Free melakarta course

Tips for using the slideshow

Depending on your browser or device – using a mouse or touch screen – navigation requires different ways to navigate and listen:

  • To listen to music examples, click on the piano keyboard images
  • Wherever you see a piano keyboard, first read and sing the four notes as indicated (sa, ri, ga, ma, pa / pa dha ni sa)
  • Please be patient: the music examples start playing with a small delay to allow for reading and singing along
  • On a touch screen (tablet computer or smartphone), swipe left / right to navigate forward / backward
  • Regular computer (pc) keyboard: use the right and left arrow keys (> <) to navigate forward / backward
  • Music examples match the red dots on the keyboard
  • Alternative (pc keyboard): use the space key to move forward
  • Your tablet / smartphones may also allow navigation by thumb-nail: click / tap the left margin

Note: The key patterns shown, and also the sounds provided, do not represent pitches/interval; they merely provide a general idea to learners familiar with western keyboards. As for musical nuances, see below.

About mela ragas and their arrangement

  • Mēḷakartā raga is abbreviated as mela – for our purposes this merely denotes a “musical scale” (i.e. not a raga)
  • At a later stage, also try and remember the mēḷakartā raga names and their numbers in the manner indicated
  • All ragas associated with these melas are brought alive with subtle nuances (e.g. raga Kalyāṇi, derived from mela 65. (written Mēcakalyāṇi to facilitate pronunciation)
  • You’ll notice that there is a relationship between the first two syllables of each mela name and the two numbers that indicate its position
  • The mela-number method involves a reversal of numbers, as indicated in each slide: e.g. 65. Mēcakalyāṇi M-C=56><65
  • For this reason, the first nine melas are numbered “01.” to “09.” (not merely “1.” to “9.”)
  • A few melas are shown with a tilde symbol (“~“) to highlight an exception: 66. Citrāmbari C~Tr=66><66
    This exception relates to a general rule for Sanskrit mnemonics (kaṭapayādi sūtra): in our course, the combination of “~” and capitalized letter overrides the regular conjunct consonant (seen in lower-case instead)
  • In Sanskrit all consonants contain an “a” until modified (ka, kha etc.); this “a” is pronounced as “u” in but
  • The short “a” is substituted by the long “ā” or any other vowel in the names of some mēḷakartā ragas like Kīravāṇi and Kōkilapriya
  • A dot as in “ṭ” ट distinguishes the cerebral letter “ṭ” (e.g. Nāṭakapriya, mela 10) from its dental counterpart “t” (e.g. Latāṅgi, mela 63)
  • To ensure the kaṭapayādi sūtra works as intended do pronounce the “h” clearly: for instance, kha ख and gha घ are distinct aspirated consonants and pronounced as in inkhorn and log house
  • Three consonants corresponding to numbers 5, 6 and 7 – “ś”, “” and “s” – represent three distinct sounds (palatal ś, retroflex ṣ and dental s); these are pronounced as in she, partial and sit; in Śyāmaḷāṅgi (mēḷa 55), aṇmukhapriya (mēḷa 56) and Simhēndramadhyamam (mēḷa 57) respectively

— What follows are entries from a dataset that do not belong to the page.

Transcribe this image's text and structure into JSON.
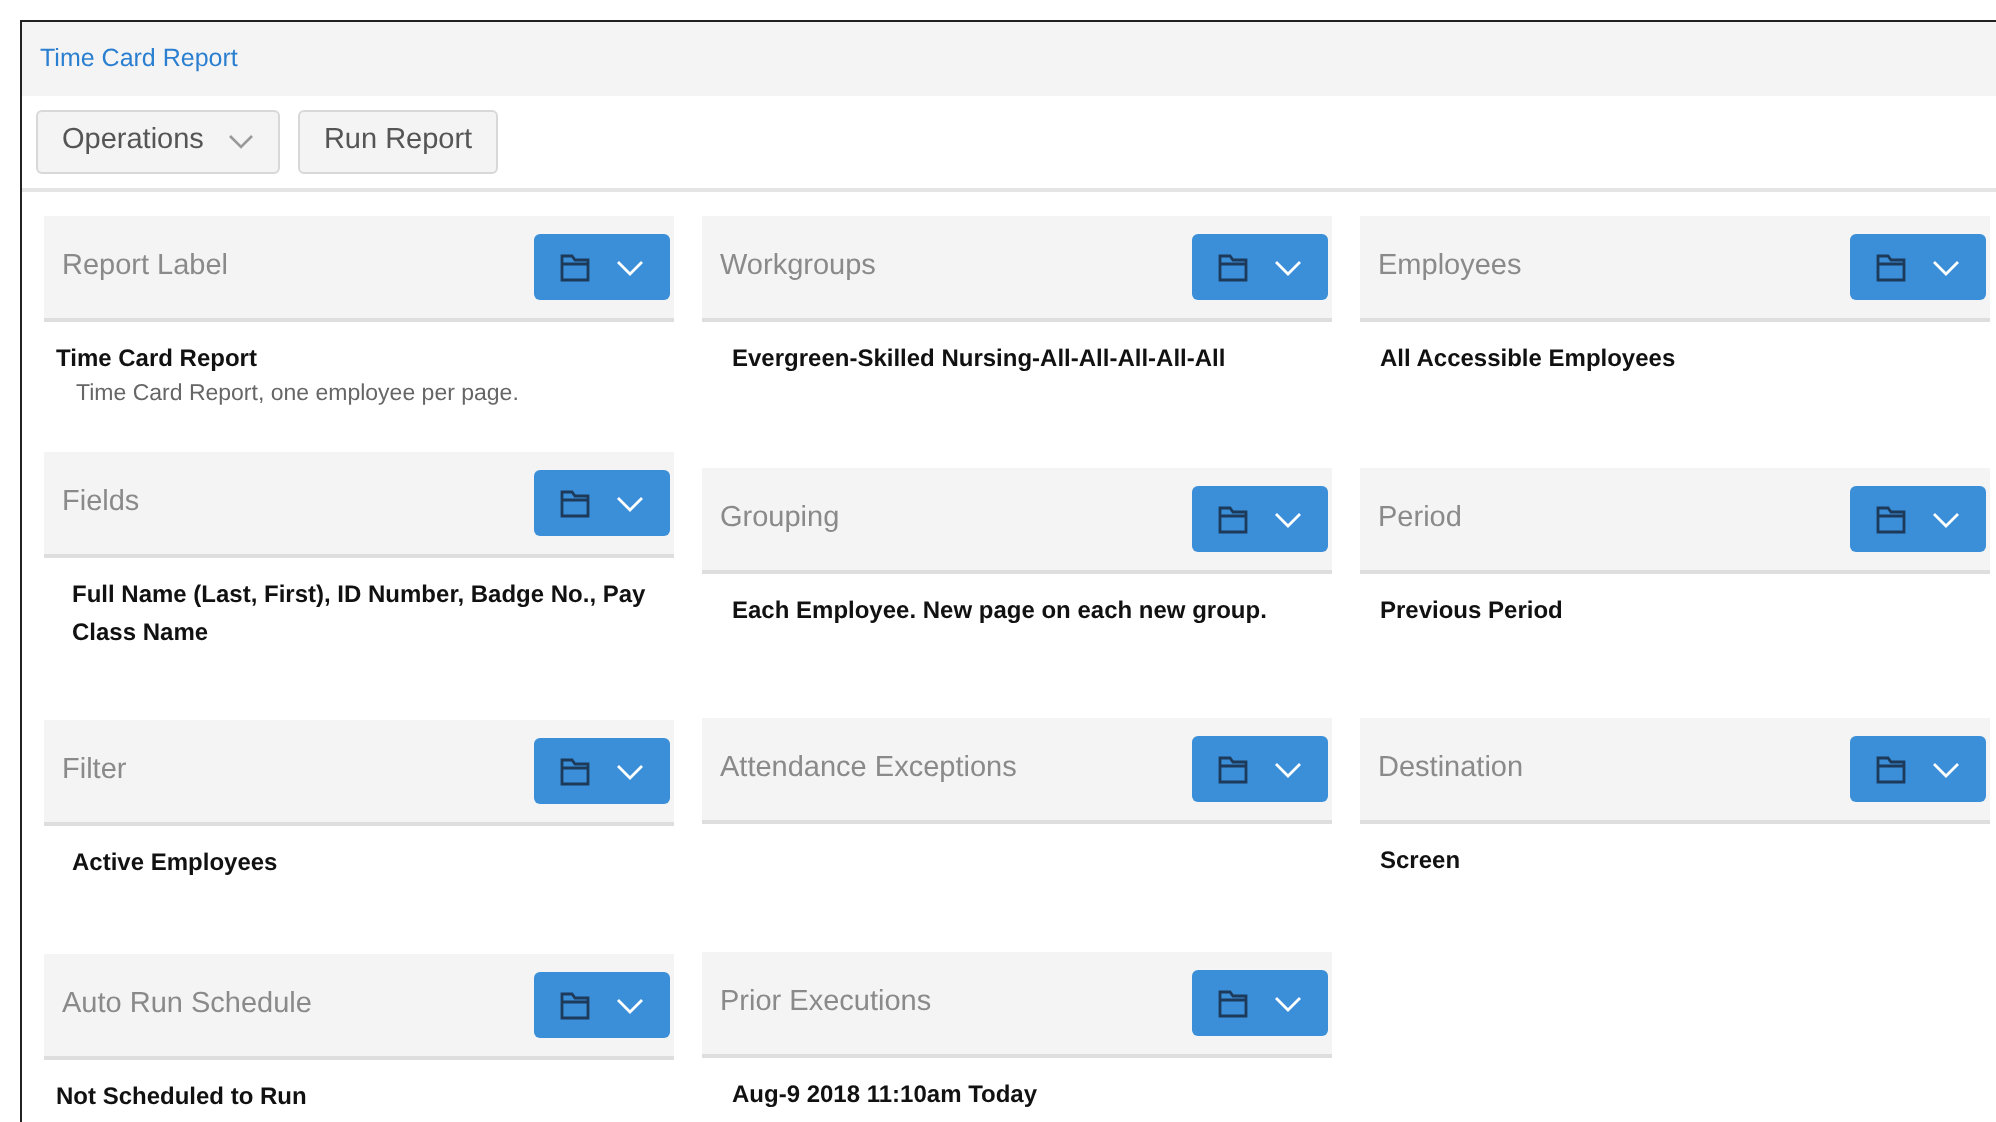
{
  "window": {
    "title": "Time Card Report"
  },
  "toolbar": [
    {
      "label": "Operations",
      "kind": "dropdown"
    },
    {
      "label": "Run Report",
      "kind": "button"
    }
  ],
  "columns": [
    {
      "cards": [
        {
          "title": "Report Label",
          "value": "Time Card Report",
          "description": "Time Card Report, one employee per page."
        },
        {
          "title": "Fields",
          "value": "Full Name (Last, First), ID Number, Badge No., Pay Class Name"
        },
        {
          "title": "Filter",
          "value": "Active Employees"
        },
        {
          "title": "Auto Run Schedule",
          "value": "Not Scheduled to Run"
        }
      ]
    },
    {
      "cards": [
        {
          "title": "Workgroups",
          "value": "Evergreen-Skilled Nursing-All-All-All-All-All"
        },
        {
          "title": "Grouping",
          "value": "Each Employee. New page on each new group."
        },
        {
          "title": "Attendance Exceptions"
        },
        {
          "title": "Prior Executions",
          "value": "Aug-9 2018 11:10am Today"
        }
      ]
    },
    {
      "cards": [
        {
          "title": "Employees",
          "value": "All Accessible Employees"
        },
        {
          "title": "Period",
          "value": "Previous Period"
        },
        {
          "title": "Destination",
          "value": "Screen"
        }
      ]
    }
  ]
}
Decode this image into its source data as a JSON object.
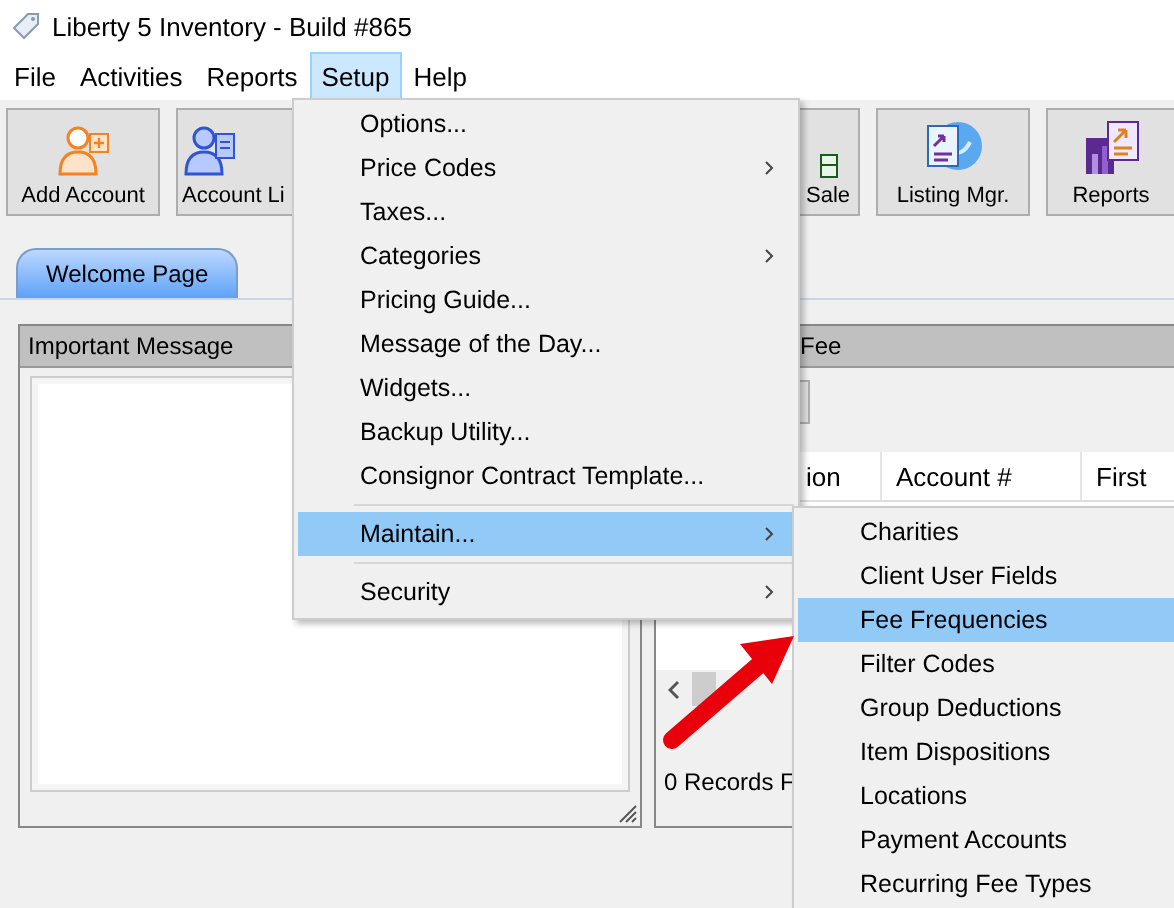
{
  "window": {
    "title": "Liberty 5 Inventory - Build #865"
  },
  "menu_bar": [
    {
      "label": "File",
      "selected": false
    },
    {
      "label": "Activities",
      "selected": false
    },
    {
      "label": "Reports",
      "selected": false
    },
    {
      "label": "Setup",
      "selected": true
    },
    {
      "label": "Help",
      "selected": false
    }
  ],
  "toolbar": [
    {
      "label": "Add Account",
      "kind": "add-account"
    },
    {
      "label": "Account Li",
      "kind": "account-list"
    },
    {
      "label": "Sale",
      "kind": "sale"
    },
    {
      "label": "Listing Mgr.",
      "kind": "listing"
    },
    {
      "label": "Reports",
      "kind": "reports"
    }
  ],
  "tabs": [
    {
      "label": "Welcome Page",
      "selected": true
    }
  ],
  "important_message": {
    "title": "Important Message"
  },
  "fee_panel": {
    "title": "Fee",
    "columns": [
      "ion",
      "Account #",
      "First"
    ],
    "status": "0 Records F"
  },
  "setup_menu": [
    {
      "kind": "item",
      "label": "Options...",
      "submenu": false,
      "selected": false
    },
    {
      "kind": "item",
      "label": "Price Codes",
      "submenu": true,
      "selected": false
    },
    {
      "kind": "item",
      "label": "Taxes...",
      "submenu": false,
      "selected": false
    },
    {
      "kind": "item",
      "label": "Categories",
      "submenu": true,
      "selected": false
    },
    {
      "kind": "item",
      "label": "Pricing Guide...",
      "submenu": false,
      "selected": false
    },
    {
      "kind": "item",
      "label": "Message of the Day...",
      "submenu": false,
      "selected": false
    },
    {
      "kind": "item",
      "label": "Widgets...",
      "submenu": false,
      "selected": false
    },
    {
      "kind": "item",
      "label": "Backup Utility...",
      "submenu": false,
      "selected": false
    },
    {
      "kind": "item",
      "label": "Consignor Contract Template...",
      "submenu": false,
      "selected": false
    },
    {
      "kind": "separator"
    },
    {
      "kind": "item",
      "label": "Maintain...",
      "submenu": true,
      "selected": true
    },
    {
      "kind": "separator"
    },
    {
      "kind": "item",
      "label": "Security",
      "submenu": true,
      "selected": false
    }
  ],
  "maintain_submenu": [
    {
      "label": "Charities",
      "selected": false
    },
    {
      "label": "Client User Fields",
      "selected": false
    },
    {
      "label": "Fee Frequencies",
      "selected": true
    },
    {
      "label": "Filter Codes",
      "selected": false
    },
    {
      "label": "Group Deductions",
      "selected": false
    },
    {
      "label": "Item Dispositions",
      "selected": false
    },
    {
      "label": "Locations",
      "selected": false
    },
    {
      "label": "Payment Accounts",
      "selected": false
    },
    {
      "label": "Recurring Fee Types",
      "selected": false
    }
  ]
}
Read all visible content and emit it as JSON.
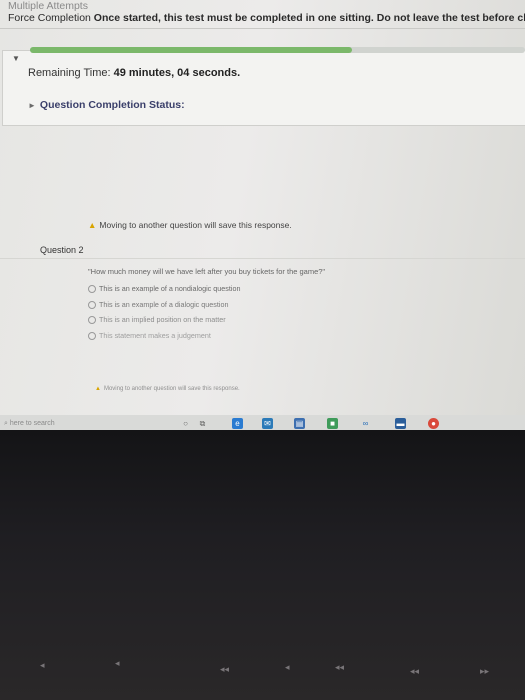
{
  "header": {
    "multiple_attempts": "Multiple Attempts",
    "force_completion_label": "Force Completion",
    "force_completion_text": "Once started, this test must be completed in one sitting. Do not leave the test before clicking"
  },
  "status": {
    "progress_percent": 65,
    "remaining_label": "Remaining Time:",
    "remaining_value": "49 minutes, 04 seconds.",
    "completion_status_label": "Question Completion Status:"
  },
  "question": {
    "warning_top": "Moving to another question will save this response.",
    "title": "Question 2",
    "prompt": "\"How much money will we have left after you buy tickets for the game?\"",
    "options": [
      "This is an example of a nondialogic question",
      "This is an example of a dialogic question",
      "This is an implied position on the matter",
      "This statement makes a judgement"
    ],
    "warning_bottom": "Moving to another question will save this response."
  },
  "taskbar": {
    "search_placeholder": "here to search"
  },
  "colors": {
    "progress": "#7bb86a",
    "warning_icon": "#d9a400",
    "status_label": "#3a3f6a"
  },
  "icons": [
    "warning-icon",
    "collapse-arrow-icon",
    "search-icon",
    "cortana-icon",
    "task-view-icon",
    "edge-icon",
    "store-icon",
    "onedrive-icon",
    "chrome-icon"
  ]
}
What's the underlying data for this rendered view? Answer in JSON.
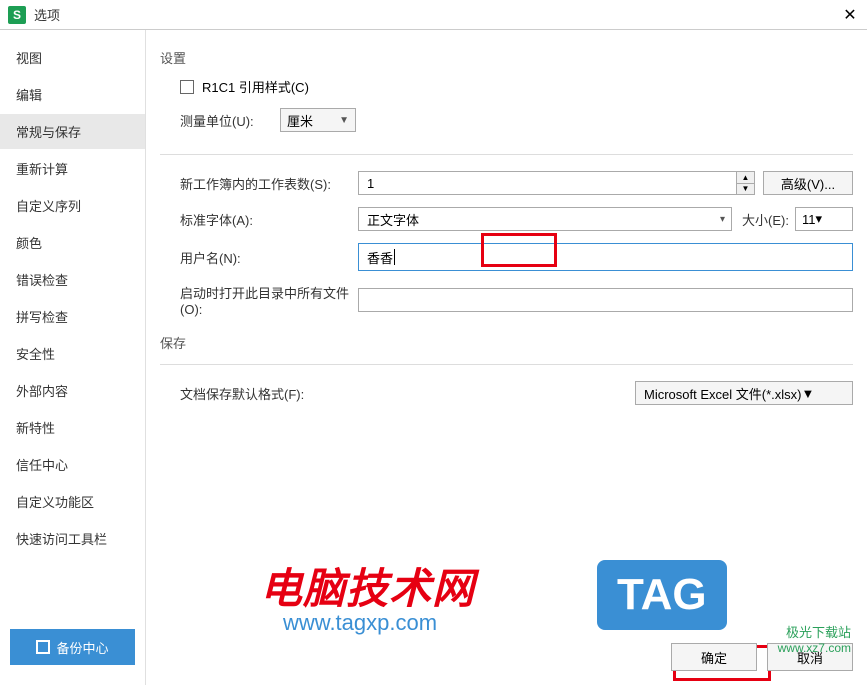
{
  "window": {
    "title": "选项",
    "app_icon_letter": "S"
  },
  "sidebar": {
    "items": [
      {
        "label": "视图"
      },
      {
        "label": "编辑"
      },
      {
        "label": "常规与保存"
      },
      {
        "label": "重新计算"
      },
      {
        "label": "自定义序列"
      },
      {
        "label": "颜色"
      },
      {
        "label": "错误检查"
      },
      {
        "label": "拼写检查"
      },
      {
        "label": "安全性"
      },
      {
        "label": "外部内容"
      },
      {
        "label": "新特性"
      },
      {
        "label": "信任中心"
      },
      {
        "label": "自定义功能区"
      },
      {
        "label": "快速访问工具栏"
      }
    ],
    "backup_label": "备份中心"
  },
  "settings": {
    "section_label": "设置",
    "r1c1_label": "R1C1 引用样式(C)",
    "unit_label": "测量单位(U):",
    "unit_value": "厘米",
    "sheets_label": "新工作簿内的工作表数(S):",
    "sheets_value": "1",
    "advanced_label": "高级(V)...",
    "font_label": "标准字体(A):",
    "font_value": "正文字体",
    "size_label": "大小(E):",
    "size_value": "11",
    "username_label": "用户名(N):",
    "username_value": "香香",
    "startup_label": "启动时打开此目录中所有文件(O):"
  },
  "save": {
    "section_label": "保存",
    "format_label": "文档保存默认格式(F):",
    "format_value": "Microsoft Excel 文件(*.xlsx)"
  },
  "footer": {
    "ok": "确定",
    "cancel": "取消"
  },
  "watermarks": {
    "main": "电脑技术网",
    "sub": "www.tagxp.com",
    "tag": "TAG",
    "jiguang_title": "极光下载站",
    "jiguang_url": "www.xz7.com"
  }
}
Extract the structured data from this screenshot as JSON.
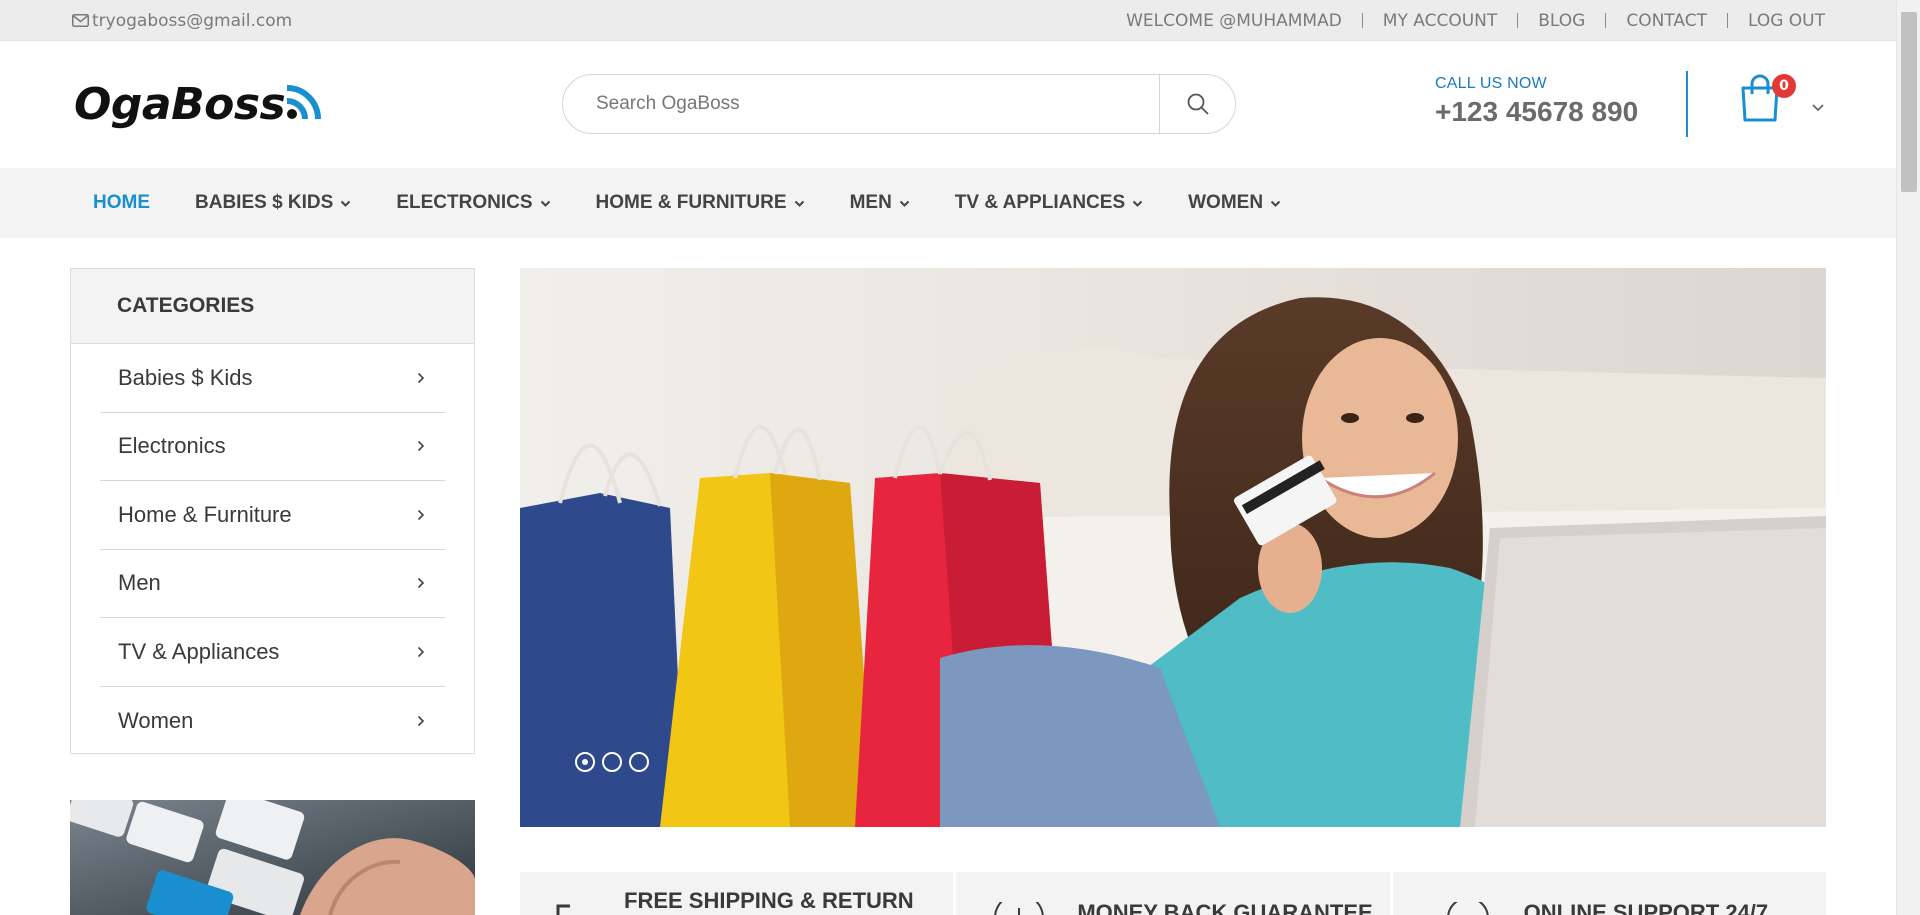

Enjoy your learning experience!
Ludwig Pesch

PS To bring errors to my attention and for comments, feel free to contact me >>